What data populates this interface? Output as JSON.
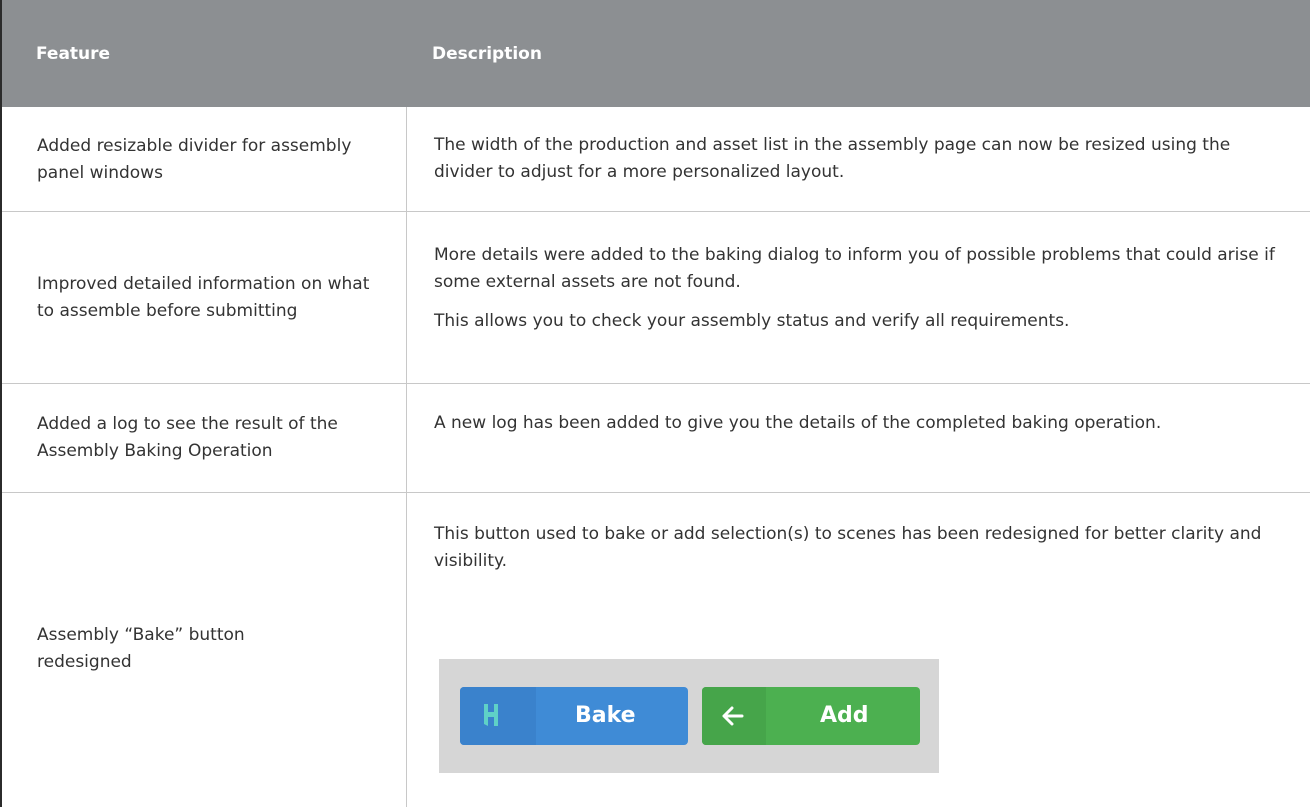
{
  "header": {
    "col_feature": "Feature",
    "col_description": "Description"
  },
  "rows": [
    {
      "feature": "Added resizable divider for assembly panel windows",
      "description": [
        "The width of the production and asset list in the assembly page can now be resized using the divider to adjust for a more personalized layout."
      ]
    },
    {
      "feature": "Improved detailed information on what to assemble before submitting",
      "description": [
        "More details were added to the baking dialog to inform you of possible problems that could arise if some external assets are not found.",
        "This allows you to check your assembly status and verify all requirements."
      ]
    },
    {
      "feature": "Added a log to see the result of the Assembly Baking Operation",
      "description": [
        "A new log has been added to give you the details of the completed baking operation."
      ]
    },
    {
      "feature": "Assembly “Bake” button redesigned",
      "description": [
        "This button used to bake or add selection(s) to scenes has been redesigned for better clarity and visibility."
      ]
    }
  ],
  "buttons": {
    "bake_label": "Bake",
    "add_label": "Add",
    "bake_icon": "harmony-h-icon",
    "add_icon": "arrow-left-icon",
    "bake_color": "#3f8bd6",
    "add_color": "#4cb050"
  }
}
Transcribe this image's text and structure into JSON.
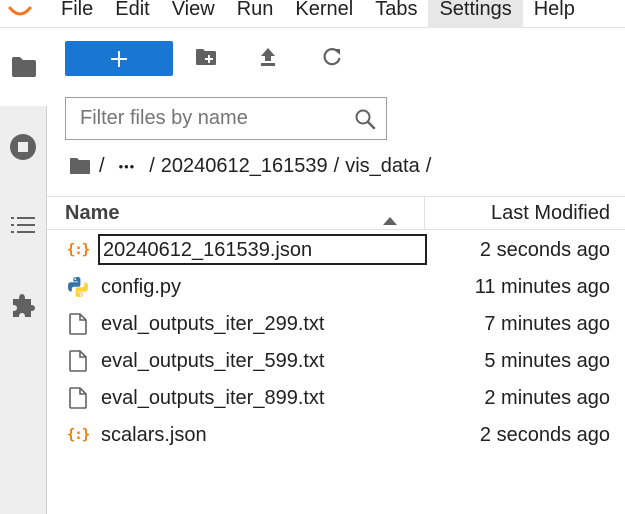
{
  "menu": {
    "items": [
      "File",
      "Edit",
      "View",
      "Run",
      "Kernel",
      "Tabs",
      "Settings",
      "Help"
    ],
    "active": "Settings"
  },
  "sidebar": {
    "tabs": [
      {
        "icon": "folder-icon",
        "active": true
      },
      {
        "icon": "stop-circle-icon",
        "active": false
      },
      {
        "icon": "list-icon",
        "active": false
      },
      {
        "icon": "puzzle-icon",
        "active": false
      }
    ]
  },
  "toolbar": {
    "new_label": "+",
    "icons": [
      "new-folder-icon",
      "upload-icon",
      "refresh-icon"
    ]
  },
  "filter": {
    "placeholder": "Filter files by name",
    "value": ""
  },
  "breadcrumb": {
    "sep1": "/",
    "ellipsis": "•••",
    "sep2": "/",
    "dir1": "20240612_161539",
    "sep3": "/",
    "dir2": "vis_data",
    "sep4": "/"
  },
  "file_list": {
    "col_name": "Name",
    "col_modified": "Last Modified",
    "sort": "ascending",
    "files": [
      {
        "name": "20240612_161539.json",
        "modified": "2 seconds ago",
        "type": "json",
        "icon": "json-file-icon",
        "editing": true
      },
      {
        "name": "config.py",
        "modified": "11 minutes ago",
        "type": "python",
        "icon": "python-file-icon",
        "editing": false
      },
      {
        "name": "eval_outputs_iter_299.txt",
        "modified": "7 minutes ago",
        "type": "text",
        "icon": "text-file-icon",
        "editing": false
      },
      {
        "name": "eval_outputs_iter_599.txt",
        "modified": "5 minutes ago",
        "type": "text",
        "icon": "text-file-icon",
        "editing": false
      },
      {
        "name": "eval_outputs_iter_899.txt",
        "modified": "2 minutes ago",
        "type": "text",
        "icon": "text-file-icon",
        "editing": false
      },
      {
        "name": "scalars.json",
        "modified": "2 seconds ago",
        "type": "json",
        "icon": "json-file-icon",
        "editing": false
      }
    ]
  },
  "colors": {
    "accent": "#1976d2",
    "json_icon": "#f57c00",
    "python_blue": "#3572a5",
    "python_yellow": "#ffd43b"
  }
}
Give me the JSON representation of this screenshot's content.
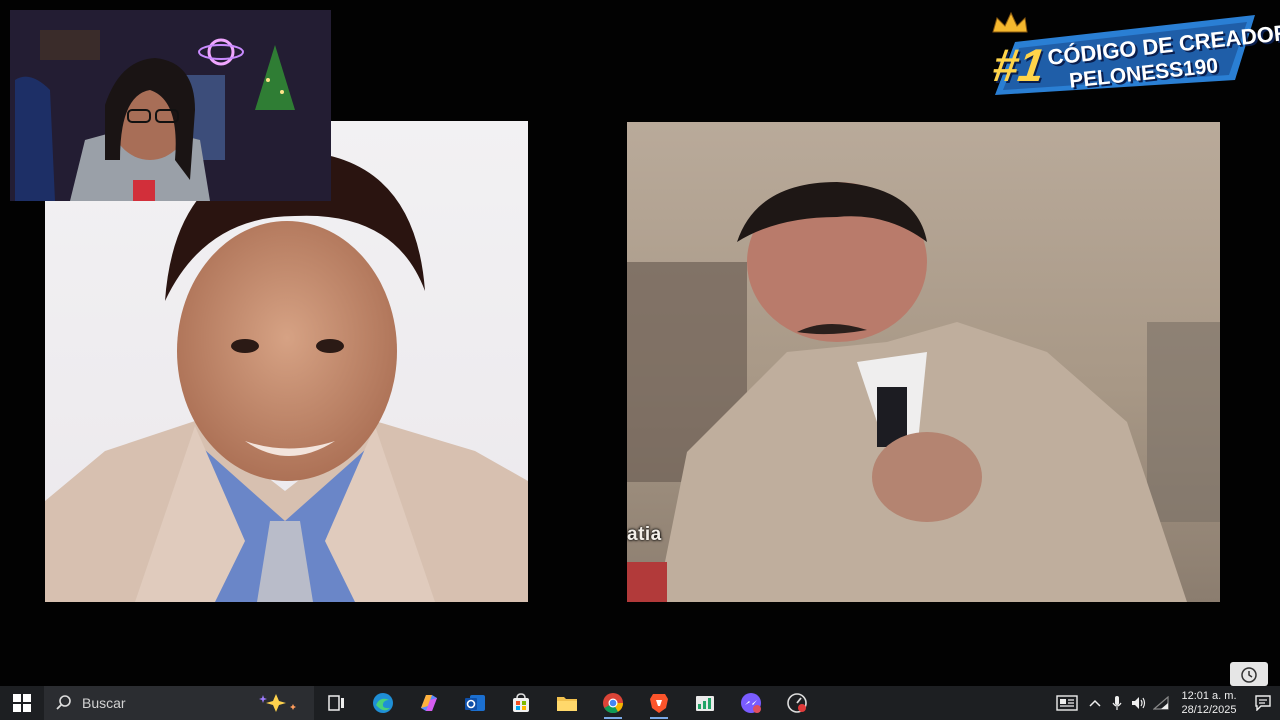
{
  "stream": {
    "overlay_caption": "atia"
  },
  "creator_banner": {
    "rank": "#1",
    "line1": "CÓDIGO DE CREADOR:",
    "line2": "PELONESS190"
  },
  "taskbar": {
    "search_placeholder": "Buscar",
    "icons": [
      "task-view",
      "edge",
      "copilot",
      "outlook",
      "microsoft-store",
      "file-explorer",
      "chrome",
      "brave",
      "spreadsheet-app",
      "messenger",
      "speedometer-app"
    ],
    "tray": {
      "time": "12:01 a. m.",
      "date": "28/12/2025"
    }
  },
  "colors": {
    "taskbar": "#1d1f22",
    "banner_blue": "#2a7fd4",
    "banner_gold": "#ffd44a"
  }
}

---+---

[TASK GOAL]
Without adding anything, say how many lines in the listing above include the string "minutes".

[SOLVED EXERCISE]
4